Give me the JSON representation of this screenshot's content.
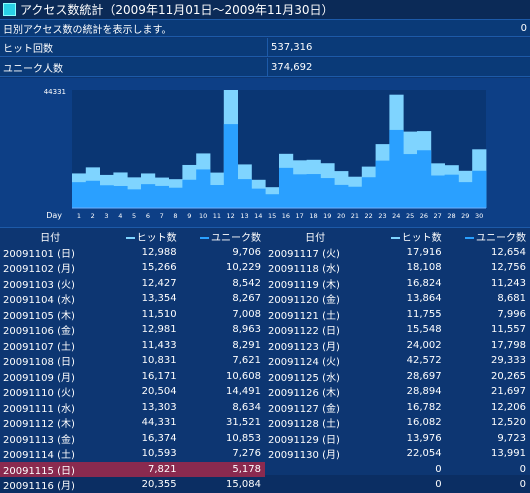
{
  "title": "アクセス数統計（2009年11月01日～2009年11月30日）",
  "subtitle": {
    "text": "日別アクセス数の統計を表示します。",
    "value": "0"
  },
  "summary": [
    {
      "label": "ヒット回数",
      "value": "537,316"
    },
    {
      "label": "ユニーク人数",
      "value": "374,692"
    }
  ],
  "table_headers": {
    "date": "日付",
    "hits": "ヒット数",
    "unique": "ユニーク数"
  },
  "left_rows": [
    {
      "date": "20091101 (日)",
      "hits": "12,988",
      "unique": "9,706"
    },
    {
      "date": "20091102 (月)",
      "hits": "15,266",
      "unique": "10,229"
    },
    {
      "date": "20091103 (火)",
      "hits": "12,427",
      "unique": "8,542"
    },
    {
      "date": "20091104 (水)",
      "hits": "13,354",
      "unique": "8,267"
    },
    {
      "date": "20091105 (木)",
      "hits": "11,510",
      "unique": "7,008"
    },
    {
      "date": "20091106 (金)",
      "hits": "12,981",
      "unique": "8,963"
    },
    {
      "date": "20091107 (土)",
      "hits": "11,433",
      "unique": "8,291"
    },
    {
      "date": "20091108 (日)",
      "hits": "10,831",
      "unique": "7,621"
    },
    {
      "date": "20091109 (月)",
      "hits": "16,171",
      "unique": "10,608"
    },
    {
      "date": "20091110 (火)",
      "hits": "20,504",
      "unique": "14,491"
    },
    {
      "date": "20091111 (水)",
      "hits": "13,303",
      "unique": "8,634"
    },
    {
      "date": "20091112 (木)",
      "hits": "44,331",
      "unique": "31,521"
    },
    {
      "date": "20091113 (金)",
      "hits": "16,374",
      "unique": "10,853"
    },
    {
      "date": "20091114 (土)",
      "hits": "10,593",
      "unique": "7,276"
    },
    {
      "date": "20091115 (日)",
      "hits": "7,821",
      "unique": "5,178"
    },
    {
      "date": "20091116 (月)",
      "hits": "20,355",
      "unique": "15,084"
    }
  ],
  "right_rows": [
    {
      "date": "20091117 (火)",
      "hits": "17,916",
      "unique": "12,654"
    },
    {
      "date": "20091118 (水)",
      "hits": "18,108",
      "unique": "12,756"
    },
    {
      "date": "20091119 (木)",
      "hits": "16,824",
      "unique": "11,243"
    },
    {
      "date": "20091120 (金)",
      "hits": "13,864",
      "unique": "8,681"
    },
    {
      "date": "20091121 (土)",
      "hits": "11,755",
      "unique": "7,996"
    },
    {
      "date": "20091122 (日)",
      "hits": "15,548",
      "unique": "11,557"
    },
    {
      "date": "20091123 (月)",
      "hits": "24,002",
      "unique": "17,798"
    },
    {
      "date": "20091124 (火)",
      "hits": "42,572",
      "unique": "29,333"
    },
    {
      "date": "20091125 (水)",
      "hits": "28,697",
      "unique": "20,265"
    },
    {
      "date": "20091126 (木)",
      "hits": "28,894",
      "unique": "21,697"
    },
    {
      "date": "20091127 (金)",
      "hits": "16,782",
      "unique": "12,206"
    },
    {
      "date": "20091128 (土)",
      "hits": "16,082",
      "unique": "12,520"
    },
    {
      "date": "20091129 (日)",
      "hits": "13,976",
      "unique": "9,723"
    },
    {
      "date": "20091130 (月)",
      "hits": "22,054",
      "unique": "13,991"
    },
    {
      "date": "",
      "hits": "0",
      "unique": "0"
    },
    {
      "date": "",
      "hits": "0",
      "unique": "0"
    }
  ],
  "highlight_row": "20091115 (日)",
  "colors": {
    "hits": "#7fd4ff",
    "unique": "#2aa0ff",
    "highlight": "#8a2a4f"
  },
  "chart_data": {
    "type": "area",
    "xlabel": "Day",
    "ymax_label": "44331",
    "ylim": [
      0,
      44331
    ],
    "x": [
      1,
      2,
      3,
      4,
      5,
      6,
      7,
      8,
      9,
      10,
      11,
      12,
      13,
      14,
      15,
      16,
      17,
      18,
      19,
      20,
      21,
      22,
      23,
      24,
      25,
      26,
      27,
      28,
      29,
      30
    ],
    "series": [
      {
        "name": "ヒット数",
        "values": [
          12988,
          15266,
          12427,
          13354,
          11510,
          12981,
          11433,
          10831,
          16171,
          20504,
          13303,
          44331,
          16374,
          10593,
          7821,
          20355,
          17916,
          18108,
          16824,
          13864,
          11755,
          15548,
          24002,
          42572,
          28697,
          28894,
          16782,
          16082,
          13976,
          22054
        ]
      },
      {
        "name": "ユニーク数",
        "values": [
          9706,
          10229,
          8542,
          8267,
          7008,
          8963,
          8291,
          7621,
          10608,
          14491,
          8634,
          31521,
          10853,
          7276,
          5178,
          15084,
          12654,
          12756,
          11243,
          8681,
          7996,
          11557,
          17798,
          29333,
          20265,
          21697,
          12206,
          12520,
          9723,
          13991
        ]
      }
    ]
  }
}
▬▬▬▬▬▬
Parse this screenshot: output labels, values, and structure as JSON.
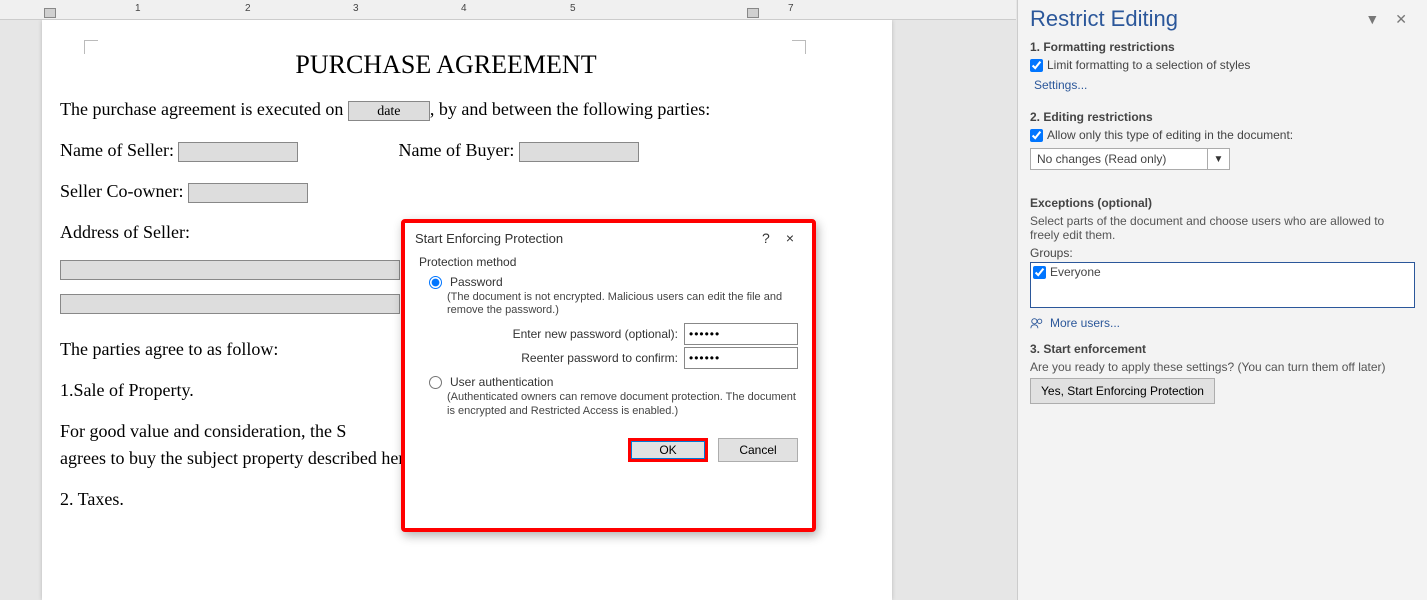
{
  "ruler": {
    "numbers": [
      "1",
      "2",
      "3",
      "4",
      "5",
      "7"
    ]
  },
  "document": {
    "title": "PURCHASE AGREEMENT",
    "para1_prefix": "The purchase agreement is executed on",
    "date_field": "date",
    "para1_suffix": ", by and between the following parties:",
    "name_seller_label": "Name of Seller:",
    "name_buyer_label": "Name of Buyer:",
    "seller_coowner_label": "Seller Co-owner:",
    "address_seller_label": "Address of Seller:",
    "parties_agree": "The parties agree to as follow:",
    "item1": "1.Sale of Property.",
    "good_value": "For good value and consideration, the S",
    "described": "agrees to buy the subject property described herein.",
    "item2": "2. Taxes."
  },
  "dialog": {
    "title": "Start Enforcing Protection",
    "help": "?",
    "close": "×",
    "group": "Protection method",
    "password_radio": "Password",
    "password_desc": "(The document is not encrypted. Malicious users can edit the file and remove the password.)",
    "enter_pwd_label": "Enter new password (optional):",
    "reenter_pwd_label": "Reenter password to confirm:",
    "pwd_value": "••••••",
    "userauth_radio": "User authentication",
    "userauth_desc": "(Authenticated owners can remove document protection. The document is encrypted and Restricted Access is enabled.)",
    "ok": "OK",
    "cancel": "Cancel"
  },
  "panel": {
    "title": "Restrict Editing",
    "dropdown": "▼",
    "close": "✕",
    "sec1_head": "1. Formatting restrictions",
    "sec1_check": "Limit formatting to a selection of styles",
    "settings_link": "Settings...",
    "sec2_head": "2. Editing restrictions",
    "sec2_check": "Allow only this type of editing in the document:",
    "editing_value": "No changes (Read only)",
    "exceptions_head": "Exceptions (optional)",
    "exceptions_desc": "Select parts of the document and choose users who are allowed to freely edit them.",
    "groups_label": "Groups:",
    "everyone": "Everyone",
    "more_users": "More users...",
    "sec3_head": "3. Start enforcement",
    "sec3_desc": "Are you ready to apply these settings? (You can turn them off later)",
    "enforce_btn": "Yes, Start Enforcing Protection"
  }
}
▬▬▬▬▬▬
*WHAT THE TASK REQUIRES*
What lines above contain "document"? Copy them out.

*WORKED SOLUTION*
  "document": {
    "password_desc": "(The document is not encrypted. Malicious users can edit the file and remove the password.)",
    "userauth_desc": "(Authenticated owners can remove document protection. The document is encrypted and Restricted Access is enabled.)",
    "sec2_check": "Allow only this type of editing in the document:",
    "exceptions_desc": "Select parts of the document and choose users who are allowed to freely edit them.",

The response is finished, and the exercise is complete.